“Nothing in this world is difficult but thinking makes it seem so. Where there is true will, there is always a way.”


Journey to the West is one of the most popular classical novels of Chinese literature, as well as a truly thrilling quest. Written by Wu Tch’eng-en in the 16th century, this tale is based on the historical events about the pilgrimage of the Tang dynasty Buddhist monk Xuanzang who lived in Chang’An, the ancient city of nowadays Xi’an. According to history, the Chinese monk Xuanzang defied the emperor’s ban on travel. He trekked along the legendary Silk Road by crossing the provinces of Gansu and Xinjiang in China, as well as today’s Kyrgyzstan, Uzbekistan, and Afghanistan to reach India in 630. His quest was to retrieve Buddhist scriptures in India. But during his almost 20 yearlong journey, he also visited many important Buddhist sites on his way to and from India.


However, in Wu Tch’eng-en’s novel, the monk who is called Tang Sanzang is not the most important character. In fact, without his trusted companions, the Chinese monk probably wouldn’t have made it to India and back. One of his best disciples is the clever Monkey King. With his exceptional powers, he faces fantastic foes, demons and monsters, and never refuses mischief or rule-breaking when he spots an opportunity.


Mei told me about the Journey to the West many years ago. It was adapted as a TV show in the 1980s, and she used to watch it with her grandmother when she was a kid. But before watching any of the media adaptations, I decided to read the book first as soon as we returned from our trip along the Ancient Silk Road in August of 2019.


Since it is a myth written four centuries ago, I couldn’t quite locate all the places mentioned in this novel. But the dangerous trek that Wu Tch’eng-en described provides a keen understanding of Chinese mythology, folk religions, bureaucracy and value systems of his time. And as any true adventure story, it also contains inspiring messages for any world traveler: every journey we take is a journey to enlightenment.
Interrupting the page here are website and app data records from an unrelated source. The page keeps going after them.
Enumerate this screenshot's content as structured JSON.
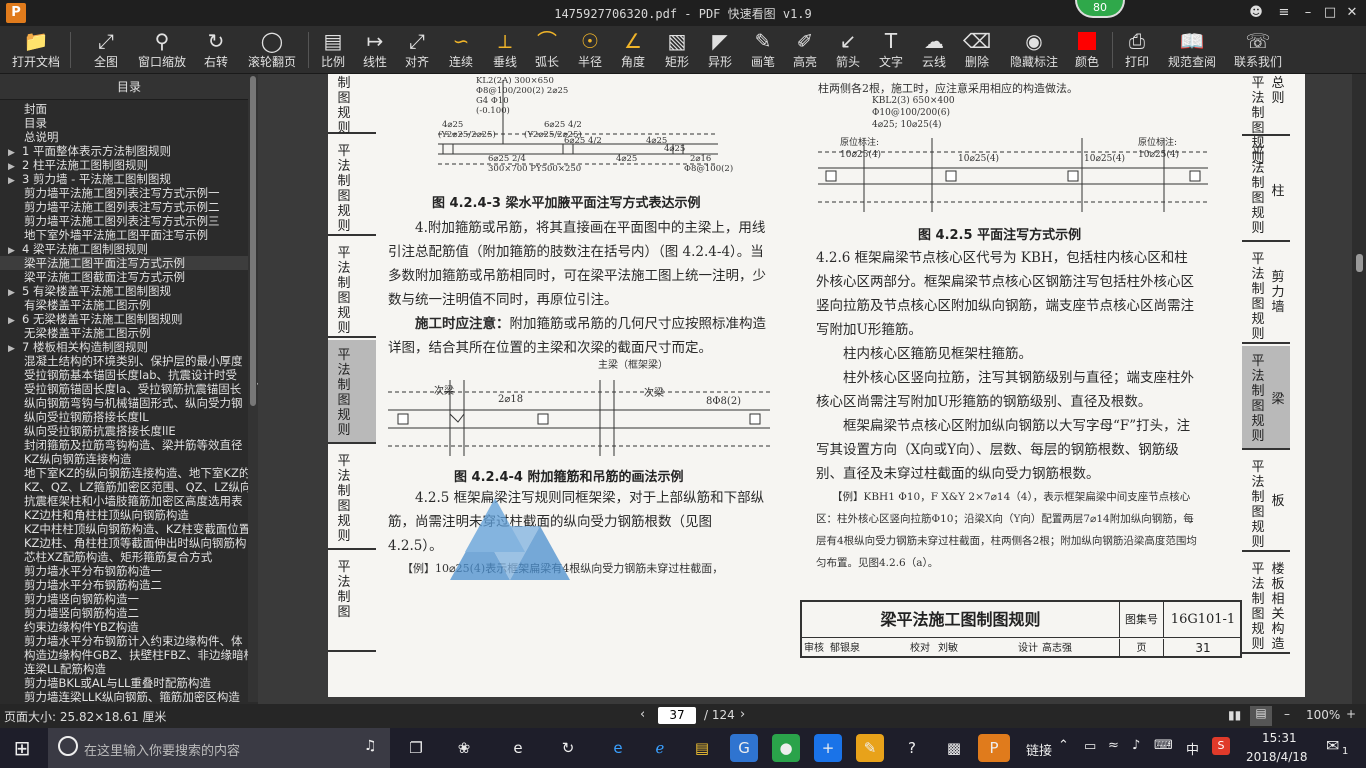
{
  "window": {
    "title": "1475927706320.pdf - PDF 快速看图 v1.9",
    "notify_count": "80"
  },
  "toolbar": {
    "items": [
      {
        "label": "打开文档",
        "icon": "folder-icon"
      },
      {
        "label": "全图",
        "icon": "fit-icon"
      },
      {
        "label": "窗口缩放",
        "icon": "zoom-icon"
      },
      {
        "label": "右转",
        "icon": "rotate-icon"
      },
      {
        "label": "滚轮翻页",
        "icon": "mouse-icon"
      },
      {
        "label": "比例",
        "icon": "scale-icon"
      },
      {
        "label": "线性",
        "icon": "linear-icon"
      },
      {
        "label": "对齐",
        "icon": "align-icon"
      },
      {
        "label": "连续",
        "icon": "continuous-icon"
      },
      {
        "label": "垂线",
        "icon": "perpendicular-icon"
      },
      {
        "label": "弧长",
        "icon": "arc-icon"
      },
      {
        "label": "半径",
        "icon": "radius-icon"
      },
      {
        "label": "角度",
        "icon": "angle-icon"
      },
      {
        "label": "矩形",
        "icon": "rect-icon"
      },
      {
        "label": "异形",
        "icon": "shape-icon"
      },
      {
        "label": "画笔",
        "icon": "pen-icon"
      },
      {
        "label": "高亮",
        "icon": "highlight-icon"
      },
      {
        "label": "箭头",
        "icon": "arrow-icon"
      },
      {
        "label": "文字",
        "icon": "text-icon"
      },
      {
        "label": "云线",
        "icon": "cloud-icon"
      },
      {
        "label": "删除",
        "icon": "eraser-icon"
      },
      {
        "label": "隐藏标注",
        "icon": "eye-icon"
      },
      {
        "label": "颜色",
        "icon": "color-icon"
      },
      {
        "label": "打印",
        "icon": "print-icon"
      },
      {
        "label": "规范查阅",
        "icon": "book-icon"
      },
      {
        "label": "联系我们",
        "icon": "contact-icon"
      }
    ],
    "color_swatch": "#ff0000"
  },
  "toc": {
    "title": "目录",
    "items": [
      {
        "text": "封面",
        "type": "leaf"
      },
      {
        "text": "目录",
        "type": "leaf"
      },
      {
        "text": "总说明",
        "type": "leaf"
      },
      {
        "text": "1 平面整体表示方法制图规则",
        "type": "sec"
      },
      {
        "text": "2 柱平法施工图制图规则",
        "type": "sec"
      },
      {
        "text": "3 剪力墙 - 平法施工图制图规",
        "type": "sec"
      },
      {
        "text": "剪力墙平法施工图列表注写方式示例一",
        "type": "leaf"
      },
      {
        "text": "剪力墙平法施工图列表注写方式示例二",
        "type": "leaf"
      },
      {
        "text": "剪力墙平法施工图列表注写方式示例三",
        "type": "leaf"
      },
      {
        "text": "地下室外墙平法施工图平面注写示例",
        "type": "leaf"
      },
      {
        "text": "4 梁平法施工图制图规则",
        "type": "sec"
      },
      {
        "text": "梁平法施工图平面注写方式示例",
        "type": "leaf",
        "active": true
      },
      {
        "text": "梁平法施工图截面注写方式示例",
        "type": "leaf"
      },
      {
        "text": "5 有梁楼盖平法施工图制图规",
        "type": "sec"
      },
      {
        "text": "有梁楼盖平法施工图示例",
        "type": "leaf"
      },
      {
        "text": "6 无梁楼盖平法施工图制图规则",
        "type": "sec"
      },
      {
        "text": "无梁楼盖平法施工图示例",
        "type": "leaf"
      },
      {
        "text": "7 楼板相关构造制图规则",
        "type": "sec"
      },
      {
        "text": "混凝土结构的环境类别、保护层的最小厚度",
        "type": "leaf"
      },
      {
        "text": "受拉钢筋基本锚固长度lab、抗震设计时受",
        "type": "leaf"
      },
      {
        "text": "受拉钢筋锚固长度la、受拉钢筋抗震锚固长",
        "type": "leaf"
      },
      {
        "text": "纵向钢筋弯钩与机械锚固形式、纵向受力钢",
        "type": "leaf"
      },
      {
        "text": "纵向受拉钢筋搭接长度lL",
        "type": "leaf"
      },
      {
        "text": "纵向受拉钢筋抗震搭接长度llE",
        "type": "leaf"
      },
      {
        "text": "封闭箍筋及拉筋弯钩构造、梁并筋等效直径",
        "type": "leaf"
      },
      {
        "text": "KZ纵向钢筋连接构造",
        "type": "leaf"
      },
      {
        "text": "地下室KZ的纵向钢筋连接构造、地下室KZ的",
        "type": "leaf"
      },
      {
        "text": "KZ、QZ、LZ箍筋加密区范围、QZ、LZ纵向钢",
        "type": "leaf"
      },
      {
        "text": "抗震框架柱和小墙肢箍筋加密区高度选用表",
        "type": "leaf"
      },
      {
        "text": "KZ边柱和角柱柱顶纵向钢筋构造",
        "type": "leaf"
      },
      {
        "text": "KZ中柱柱顶纵向钢筋构造、KZ柱变截面位置",
        "type": "leaf"
      },
      {
        "text": "KZ边柱、角柱柱顶等截面伸出时纵向钢筋构",
        "type": "leaf"
      },
      {
        "text": "芯柱XZ配筋构造、矩形箍筋复合方式",
        "type": "leaf"
      },
      {
        "text": "剪力墙水平分布钢筋构造一",
        "type": "leaf"
      },
      {
        "text": "剪力墙水平分布钢筋构造二",
        "type": "leaf"
      },
      {
        "text": "剪力墙竖向钢筋构造一",
        "type": "leaf"
      },
      {
        "text": "剪力墙竖向钢筋构造二",
        "type": "leaf"
      },
      {
        "text": "约束边缘构件YBZ构造",
        "type": "leaf"
      },
      {
        "text": "剪力墙水平分布钢筋计入约束边缘构件、体",
        "type": "leaf"
      },
      {
        "text": "构造边缘构件GBZ、扶壁柱FBZ、非边缘暗柱",
        "type": "leaf"
      },
      {
        "text": "连梁LL配筋构造",
        "type": "leaf"
      },
      {
        "text": "剪力墙BKL或AL与LL重叠时配筋构造",
        "type": "leaf"
      },
      {
        "text": "剪力墙连梁LLK纵向钢筋、箍筋加密区构造",
        "type": "leaf"
      }
    ]
  },
  "doc": {
    "fig_423_caption": "图 4.2.4-3  梁水平加腋平面注写方式表达示例",
    "fig_423_labels": [
      "KL2(2A) 300×650",
      "Φ8@100/200(2) 2⌀25",
      "G4 Φ10",
      "(-0.100)",
      "4⌀25",
      "(Y2⌀25/2⌀25)",
      "6⌀25 4/2",
      "(Y2⌀25/2⌀25)",
      "6⌀25 4/2",
      "4⌀25",
      "4⌀25",
      "6⌀25 2/4",
      "300×700 PY500×250",
      "4⌀25",
      "2⌀16",
      "Φ8@100(2)"
    ],
    "para_1": "4.附加箍筋或吊筋，将其直接画在平面图中的主梁上，用线引注总配筋值（附加箍筋的肢数注在括号内）（图 4.2.4-4）。当多数附加箍筋或吊筋相同时，可在梁平法施工图上统一注明，少数与统一注明值不同时，再原位引注。",
    "para_2_title": "施工时应注意：",
    "para_2": "附加箍筋或吊筋的几何尺寸应按照标准构造详图，结合其所在位置的主梁和次梁的截面尺寸而定。",
    "fig_424_labels": [
      "主梁（框架梁）",
      "次梁",
      "2⌀18",
      "次梁",
      "8Φ8(2)"
    ],
    "fig_424_caption": "图 4.2.4-4  附加箍筋和吊筋的画法示例",
    "para_3": "4.2.5  框架扁梁注写规则同框架梁，对于上部纵筋和下部纵筋，尚需注明未穿过柱截面的纵向受力钢筋根数（见图 4.2.5）。",
    "example_1": "【例】10⌀25(4)表示框架扁梁有4根纵向受力钢筋未穿过柱截面，",
    "right_top": "柱两侧各2根，施工时，应注意采用相应的构造做法。",
    "fig_425_labels": [
      "KBL2(3)  650×400",
      "Φ10@100/200(6)",
      "4⌀25; 10⌀25(4)",
      "原位标注:",
      "10⌀25(4)",
      "10⌀25(4)",
      "10⌀25(4)",
      "原位标注:",
      "10⌀25(4)"
    ],
    "fig_425_caption": "图 4.2.5  平面注写方式示例",
    "para_4": "4.2.6  框架扁梁节点核心区代号为 KBH，包括柱内核心区和柱外核心区两部分。框架扁梁节点核心区钢筋注写包括柱外核心区竖向拉筋及节点核心区附加纵向钢筋，端支座节点核心区尚需注写附加U形箍筋。",
    "para_5": "柱内核心区箍筋见框架柱箍筋。",
    "para_6": "柱外核心区竖向拉筋，注写其钢筋级别与直径；端支座柱外核心区尚需注写附加U形箍筋的钢筋级别、直径及根数。",
    "para_7": "框架扁梁节点核心区附加纵向钢筋以大写字母“F”打头，注写其设置方向（X向或Y向）、层数、每层的钢筋根数、钢筋级别、直径及未穿过柱截面的纵向受力钢筋根数。",
    "example_2": "【例】KBH1 Φ10，F X&Y 2×7⌀14（4），表示框架扁梁中间支座节点核心区：柱外核心区竖向拉筋Φ10；沿梁X向（Y向）配置两层7⌀14附加纵向钢筋，每层有4根纵向受力钢筋未穿过柱截面，柱两侧各2根；附加纵向钢筋沿梁高度范围均匀布置。见图4.2.6（a）。",
    "titleblock": {
      "title": "梁平法施工图制图规则",
      "atlas_label": "图集号",
      "atlas_no": "16G101-1",
      "page_label": "页",
      "page_no": "31",
      "row": [
        "审核",
        "郁银泉",
        "校对",
        "刘敏",
        "设计",
        "高志强"
      ]
    },
    "tabs": [
      {
        "v1": "制图规则",
        "v2": ""
      },
      {
        "v1": "平法制图规则",
        "v2": ""
      },
      {
        "v1": "平法制图规则",
        "v2": ""
      },
      {
        "v1": "平法制图规则",
        "v2": ""
      },
      {
        "v1": "平法制图规则",
        "v2": ""
      },
      {
        "v1": "平法制图",
        "v2": ""
      }
    ],
    "right_tabs": [
      {
        "v1": "平法制图规则",
        "v2": "总则"
      },
      {
        "v1": "平法制图规则",
        "v2": "柱"
      },
      {
        "v1": "平法制图规则",
        "v2": "剪力墙"
      },
      {
        "v1": "平法制图规则",
        "v2": "梁",
        "sel": true
      },
      {
        "v1": "平法制图规则",
        "v2": "板"
      },
      {
        "v1": "平法制图规则",
        "v2": "楼板相关构造"
      }
    ]
  },
  "status": {
    "page_size": "页面大小: 25.82×18.61 厘米",
    "current_page": "37",
    "total_pages": "/ 124",
    "zoom": "100%"
  },
  "taskbar": {
    "search_placeholder": "在这里输入你要搜索的内容",
    "link_label": "链接",
    "ime": "中",
    "time": "15:31",
    "date": "2018/4/18",
    "notifications": "1"
  }
}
Pin this for later

Share your thoughts!

This site uses Akismet to reduce spam. Learn how your comment data is processed.